Weyman Bennett from Stand Up To Racism also spoke at the final rally. He slammed Tory attempts to scapegoat refugees as a way of trying to escape their crisis. “They want to set neighbour against neighbour,” he said. “We’ve got to say clearly, if you’re a refugee you’re welcome here.”
Some people on the march were unsure what they could do to force a general election. One protester, Sarah, told Socialist Worker, “We have to force the Tories out. I don’t know how, but we have to do it.”
It was a good sign the shadow chancellor John McDonnell and shadow minister for labour Laura Pidcock called for more action against the Tories.
“It’s so important that we oppose this destructive Tory government not just online and in parliament but loudly and visibly on the streets,” said Pidcock.
And McDonnell said, “We will oppose them in our communities and in our streets, because these streets are our streets.”
But he also said the answer was waiting for Labour to bring down the Tories in parliament. “When the time is right—and I think it’s very soon—we will move that vote of no confidence to bring the Tories down”.
Yet waiting for Labour to move against the Tories in parliament risks allowing the government to stagger on.
The demonstration was much smaller than many previous marches against the Tories—a sign that the focus on parliament has turned the focus away from the struggle needed to bring them down.
And there were very few trade union banners on the march.
Some on the march supported Labour’s strategy. Alan, a Labour Party member from south east London told Socialist Worker, “I think that Corbyn is playing it absolutely right. I read Corbyn’s speech on Thursday and it shows Labour has a clear position and we need to stick to it.”
Others wanted more action. “We’ve got to get Corbyn in by doing more things like this, standing up for ourselves” said Stacey, who joined the demonstration after seeing it march past her.
Liz, an NHS admin worker from Nottinghamshire, was angry with the union leaders for not mobilising against the Tories. “Where are the unions?” she told Socialist Worker. “Where is my union Unison and union leader Dave Prentis?
“We shouldn’t just be having A to B marches, we should down tools and bring this country to a standstill.”
The Labour Party has 550,000 members. Momentum has 50,000 members.
They say they want a general election, as do most of the trade unions.
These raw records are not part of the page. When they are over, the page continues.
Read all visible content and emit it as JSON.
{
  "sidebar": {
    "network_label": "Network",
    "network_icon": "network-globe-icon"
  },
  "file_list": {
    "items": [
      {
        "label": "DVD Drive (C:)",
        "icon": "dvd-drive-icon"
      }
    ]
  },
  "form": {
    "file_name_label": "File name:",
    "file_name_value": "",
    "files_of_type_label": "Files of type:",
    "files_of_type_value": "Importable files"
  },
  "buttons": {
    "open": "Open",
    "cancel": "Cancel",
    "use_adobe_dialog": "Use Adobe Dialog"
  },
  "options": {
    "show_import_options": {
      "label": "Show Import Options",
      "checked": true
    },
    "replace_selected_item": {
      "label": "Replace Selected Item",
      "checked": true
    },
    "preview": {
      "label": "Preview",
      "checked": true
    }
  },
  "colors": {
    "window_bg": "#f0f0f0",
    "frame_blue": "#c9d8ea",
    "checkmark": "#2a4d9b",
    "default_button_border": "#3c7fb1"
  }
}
These unions have six million members.
Mobilising more of these people on the streets could create the conditions to sweep May away.
Some 200 people attended RMT picket lines in Manchester on Saturday morning (Pic: Socialist Workers Party)
Solidarity with RMT pickets in Manchester after fascist attack
Around 200 people joined the RMT rail union picket lines in Manchester on Saturday a week after pickets were harassed by far right supporters wearing yellow vests.
The solidarity event in response, organised by Stand Up To Racism Manchester, saw delegations from Momentum and trade unions including Unison, UCU, and Unite.